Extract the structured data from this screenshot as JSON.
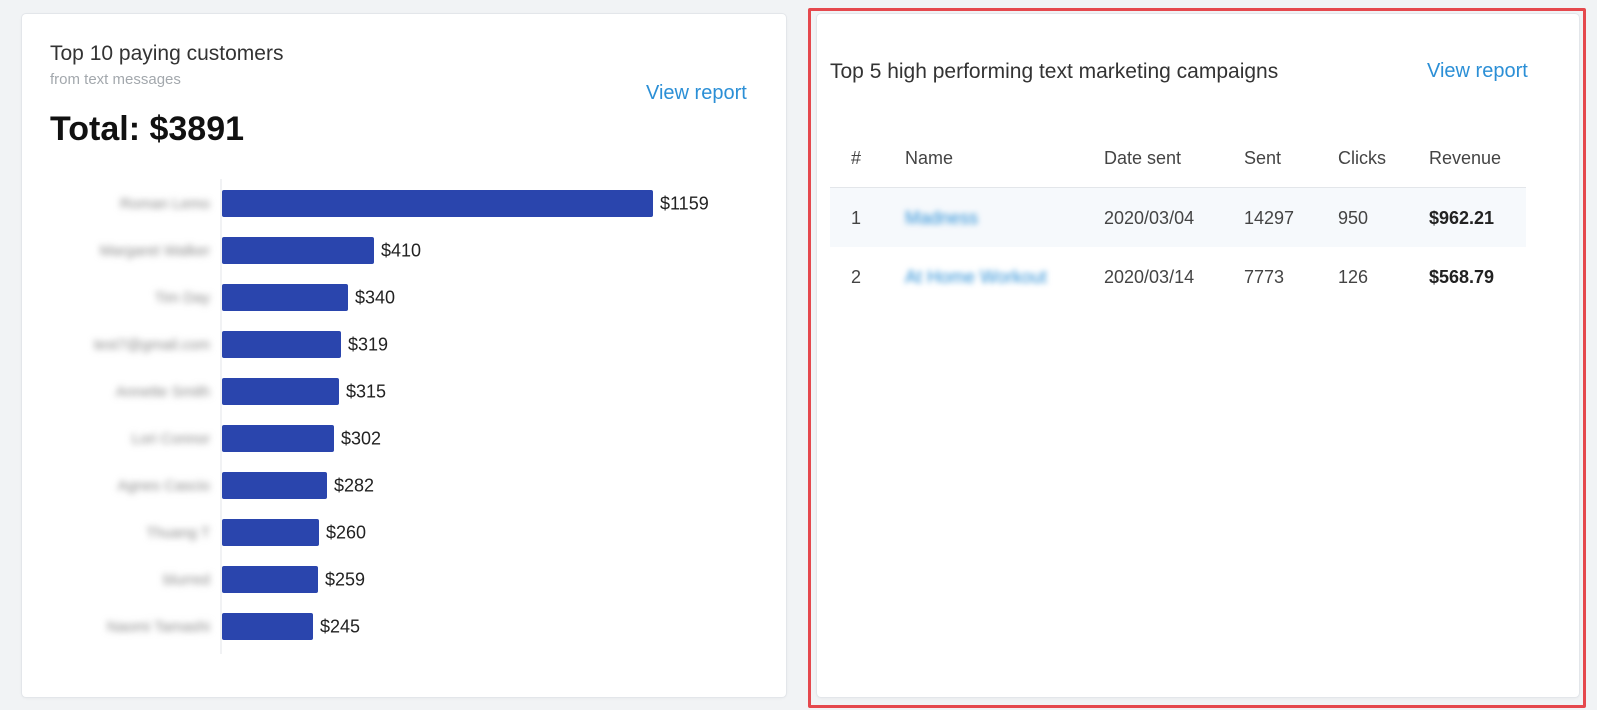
{
  "left_card": {
    "title": "Top 10 paying customers",
    "subtitle": "from text messages",
    "view_report": "View report",
    "total": "Total: $3891"
  },
  "chart_data": {
    "type": "bar",
    "orientation": "horizontal",
    "categories": [
      "Roman Lemo",
      "Margaret Walker",
      "Tim Day",
      "test7@gmail.com",
      "Annette Smith",
      "Lori Connor",
      "Agnes Cascio",
      "Thuang T",
      "blurred",
      "Naomi Tamashi"
    ],
    "values": [
      1159,
      410,
      340,
      319,
      315,
      302,
      282,
      260,
      259,
      245
    ],
    "value_labels": [
      "$1159",
      "$410",
      "$340",
      "$319",
      "$315",
      "$302",
      "$282",
      "$260",
      "$259",
      "$245"
    ],
    "bar_color": "#2a45ad",
    "xlim": [
      0,
      1159
    ],
    "grid": false
  },
  "right_card": {
    "title": "Top 5 high performing text marketing campaigns",
    "view_report": "View report",
    "columns": [
      "#",
      "Name",
      "Date sent",
      "Sent",
      "Clicks",
      "Revenue"
    ],
    "rows": [
      {
        "num": "1",
        "name": "Madness",
        "date": "2020/03/04",
        "sent": "14297",
        "clicks": "950",
        "revenue": "$962.21"
      },
      {
        "num": "2",
        "name": "At Home Workout",
        "date": "2020/03/14",
        "sent": "7773",
        "clicks": "126",
        "revenue": "$568.79"
      }
    ]
  },
  "colors": {
    "accent": "#2b8fd6",
    "highlight": "#e5484d",
    "bar": "#2a45ad"
  }
}
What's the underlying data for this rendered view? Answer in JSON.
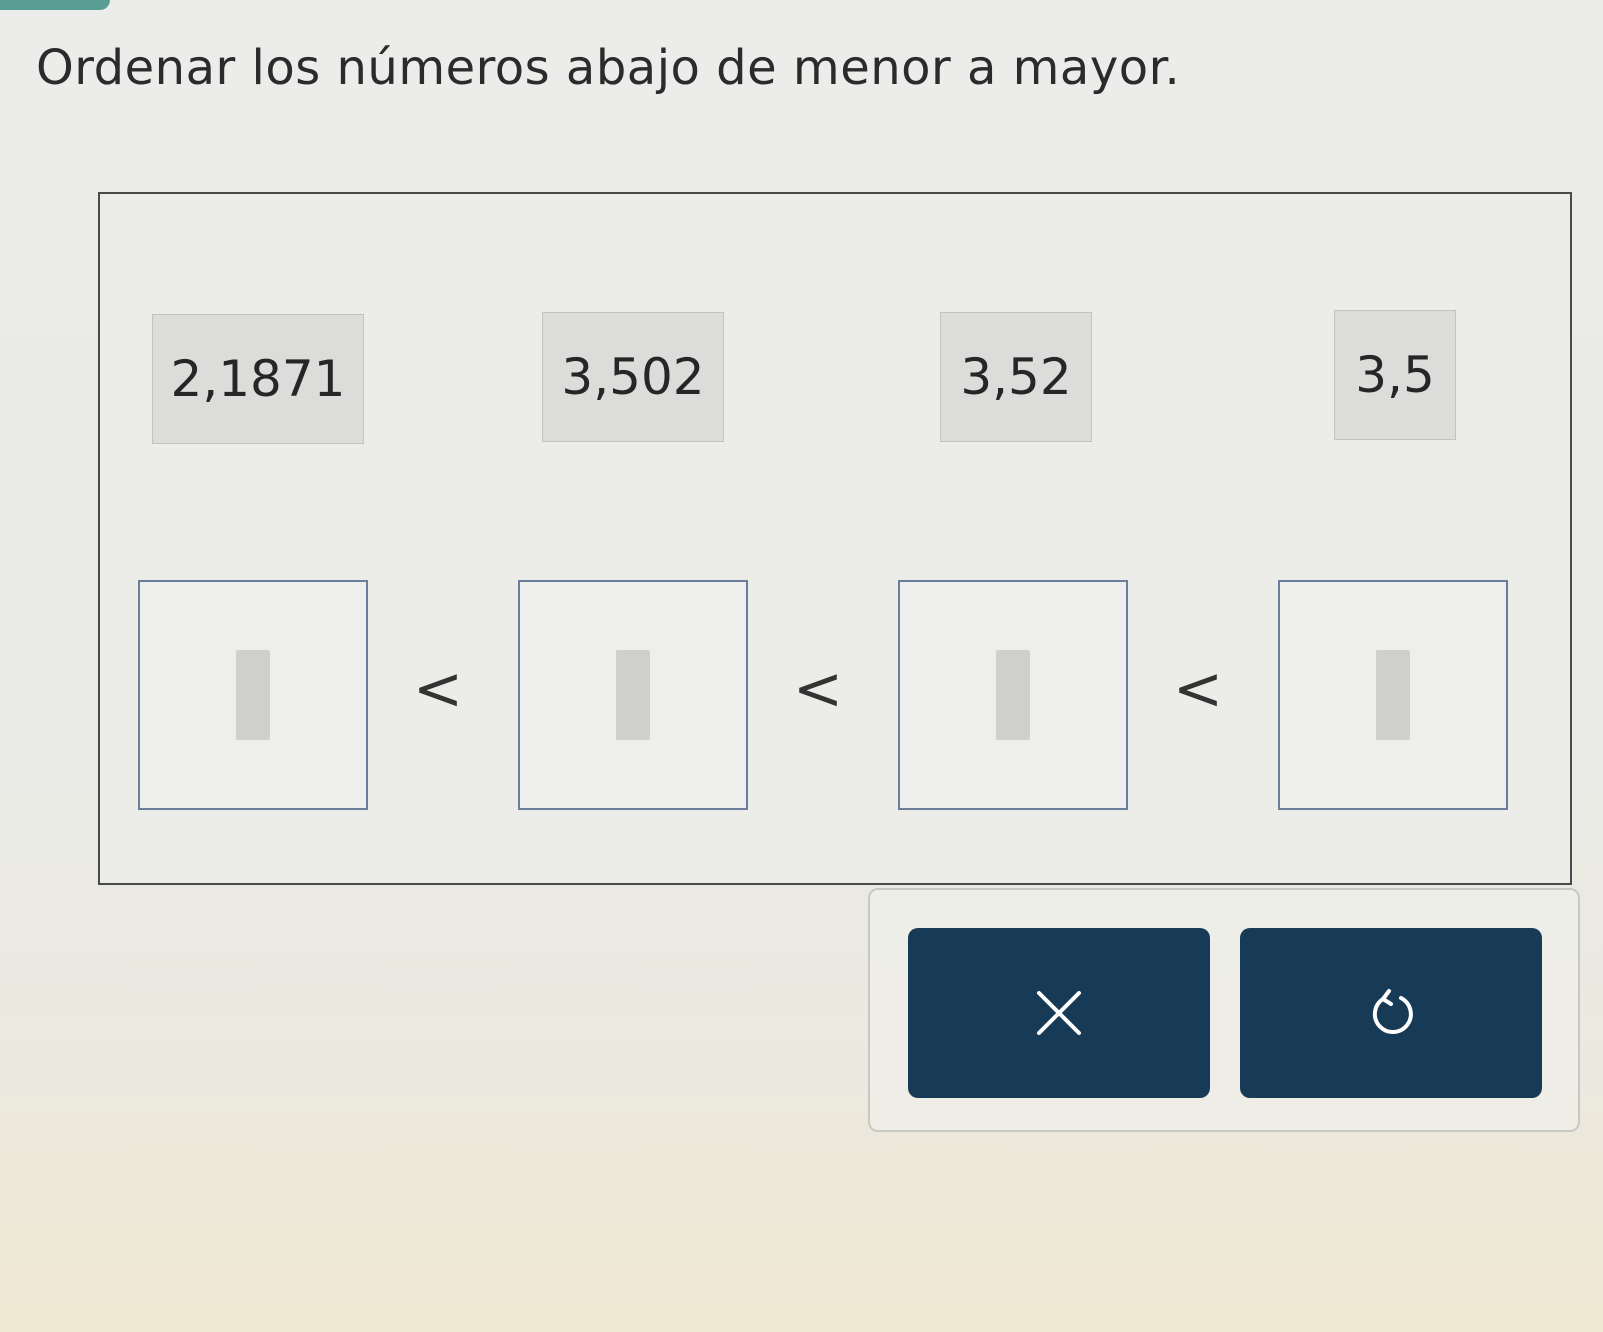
{
  "prompt": "Ordenar los números abajo de menor a mayor.",
  "tiles": [
    "2,1871",
    "3,502",
    "3,52",
    "3,5"
  ],
  "slots_count": 4,
  "comparison_symbol": "<",
  "buttons": {
    "clear_icon": "close-icon",
    "undo_icon": "undo-icon"
  },
  "colors": {
    "button_bg": "#173b57",
    "slot_border": "#6b7d9a"
  }
}
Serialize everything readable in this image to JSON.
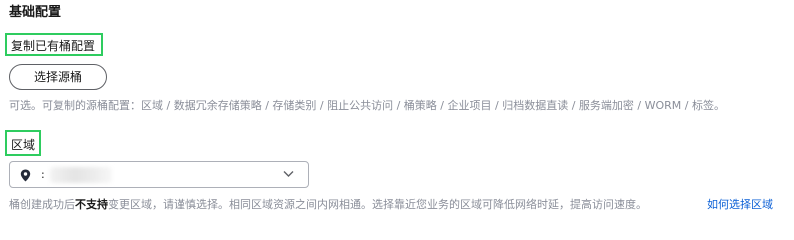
{
  "section": {
    "title": "基础配置"
  },
  "copy_bucket": {
    "label": "复制已有桶配置",
    "button_label": "选择源桶",
    "hint": "可选。可复制的源桶配置：区域 / 数据冗余存储策略 / 存储类别 / 阻止公共访问 / 桶策略 / 企业项目 / 归档数据直读 / 服务端加密 / WORM / 标签。"
  },
  "region": {
    "label": "区域",
    "select_value_prefix": ":",
    "hint_before": "桶创建成功后",
    "hint_bold": "不支持",
    "hint_after": "变更区域，请谨慎选择。相同区域资源之间内网相通。选择靠近您业务的区域可降低网络时延，提高访问速度。",
    "help_link": "如何选择区域"
  },
  "icons": {
    "location": "map-pin-icon",
    "dropdown": "chevron-down-icon"
  },
  "colors": {
    "highlight": "#2ecc5f",
    "link": "#0a5fd6",
    "hint": "#8a8e99"
  }
}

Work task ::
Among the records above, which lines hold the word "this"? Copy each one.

Your response ::
Extract the structured data from this screenshot as JSON.
What's the underlying data for this rendered view? Answer in JSON.
Serialize everything readable in this image to JSON.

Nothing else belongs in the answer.